MetLife To Pay $123 Million For FHA Lending Violations

MetLife Home Loans LLC has agreed to pay the United States $123.5 million to resolve alleged Federal Housing Administration (FHA) mortgage lending violations, the Department of Justice recently announced.

The violations did not involve reverse mortgage loans, the Department of Justice confirmed.

Mortgage finance company MetLife Home Loans is the successor to MetLife Bank N.A, and is paying the amount to resolve allegations against MetLife Bank.

Advertisement

Bridgewater, N.J-based MetLife Bank was a banking services company that in June 2013 merged into MetLife Home Loans, headquartered in Irving, Texas.  MetLife Bank was, and MetLife Home Loans is, a wholly owned subsidiary of MetLife Inc. (NYSE: MET), a holding company headquartered in New York City.

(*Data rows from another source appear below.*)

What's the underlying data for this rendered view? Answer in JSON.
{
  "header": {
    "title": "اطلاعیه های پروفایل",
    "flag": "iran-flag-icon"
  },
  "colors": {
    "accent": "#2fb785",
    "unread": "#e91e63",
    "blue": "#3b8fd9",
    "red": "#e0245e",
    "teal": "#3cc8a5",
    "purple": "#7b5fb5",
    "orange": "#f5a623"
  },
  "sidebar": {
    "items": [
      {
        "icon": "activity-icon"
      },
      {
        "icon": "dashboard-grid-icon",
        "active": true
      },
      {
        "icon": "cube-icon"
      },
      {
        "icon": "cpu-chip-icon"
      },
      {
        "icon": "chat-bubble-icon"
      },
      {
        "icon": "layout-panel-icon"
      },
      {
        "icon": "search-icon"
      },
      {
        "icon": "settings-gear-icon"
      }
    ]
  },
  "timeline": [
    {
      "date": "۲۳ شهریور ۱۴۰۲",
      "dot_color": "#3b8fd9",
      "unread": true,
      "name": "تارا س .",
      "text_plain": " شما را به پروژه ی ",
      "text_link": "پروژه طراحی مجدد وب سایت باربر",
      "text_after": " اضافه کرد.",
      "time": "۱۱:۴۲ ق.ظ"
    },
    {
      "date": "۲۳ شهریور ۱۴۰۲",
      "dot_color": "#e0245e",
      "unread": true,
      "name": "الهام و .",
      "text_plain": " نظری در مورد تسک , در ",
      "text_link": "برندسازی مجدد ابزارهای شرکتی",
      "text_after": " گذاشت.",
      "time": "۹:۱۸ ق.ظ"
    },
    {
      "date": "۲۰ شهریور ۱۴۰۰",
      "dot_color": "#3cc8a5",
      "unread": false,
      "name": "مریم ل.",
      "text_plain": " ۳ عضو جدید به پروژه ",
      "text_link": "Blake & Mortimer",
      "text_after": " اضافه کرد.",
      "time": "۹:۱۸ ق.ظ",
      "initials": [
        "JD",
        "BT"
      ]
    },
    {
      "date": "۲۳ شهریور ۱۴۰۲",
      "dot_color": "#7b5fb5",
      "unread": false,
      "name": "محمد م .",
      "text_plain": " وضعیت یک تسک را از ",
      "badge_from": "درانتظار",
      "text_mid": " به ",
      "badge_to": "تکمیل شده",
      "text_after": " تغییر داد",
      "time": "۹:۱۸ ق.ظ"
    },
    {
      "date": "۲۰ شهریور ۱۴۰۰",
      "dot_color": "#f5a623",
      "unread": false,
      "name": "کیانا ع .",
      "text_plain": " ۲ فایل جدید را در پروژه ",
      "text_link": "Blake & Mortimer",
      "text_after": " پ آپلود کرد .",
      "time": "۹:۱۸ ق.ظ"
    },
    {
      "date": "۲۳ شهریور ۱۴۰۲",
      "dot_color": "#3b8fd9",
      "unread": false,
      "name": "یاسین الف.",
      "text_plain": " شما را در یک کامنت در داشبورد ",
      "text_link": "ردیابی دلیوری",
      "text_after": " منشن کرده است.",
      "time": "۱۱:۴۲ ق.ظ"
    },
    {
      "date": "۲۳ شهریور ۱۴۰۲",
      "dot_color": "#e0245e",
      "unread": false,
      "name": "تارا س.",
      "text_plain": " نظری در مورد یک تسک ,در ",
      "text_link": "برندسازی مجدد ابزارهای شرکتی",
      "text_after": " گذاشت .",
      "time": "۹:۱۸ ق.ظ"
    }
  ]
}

MetLife Inc. closed its reverse mortgage business, selling its reverse mortgage servicing portfolio to Nationstar Mortgage, in 2012.

MetLife Bank allegedly violated the the False Claims Act by knowingly originating and underwriting mortgage loans insured by the U.S. Department of Housing and Urban Development’s (HUD) FHA that did not meet applicable requirements, according to the Office of Inspector General.

“MetLife Bank’s improper FHA lending practices not only wasted taxpayer funds, but also inflicted harm on homeowners and the housing market that lasts to this day,” said Acting Assistant Attorney General Joyce R. Branda of the Justice Department’s Civil Division, in a statement.

As part of the settlement, MetLife Home Loans admitted that from September 2008 through March 2012 it repeatedly certified for FHA insurance mortgage loans that did not meet HUD underwriting requirements, said the Department of Justice, adding that MetLife Bank was aware that a “substantial percentage” of these loans were not eligible for FHA mortgage insurance due to its own internal quality control findings.

According to these findings, between January 2009 and August 2010, the portion of MetLife Bank loans containing the most serious category of deficiencies, which MetLife Bank called “material/significant,” ranged from 25% to more than 60%, the Department of Justice said.

Quality control findings were allegedly routinely shared with MetLife Bank’s senior managers, including the chief executive officer and board of directors.

“We appreciate that MetLife Bank has accepted responsibility for its actions and is settling with the government,” said General Counsel Helen Kanovsky of HUD.

Written by Cassandra Dowell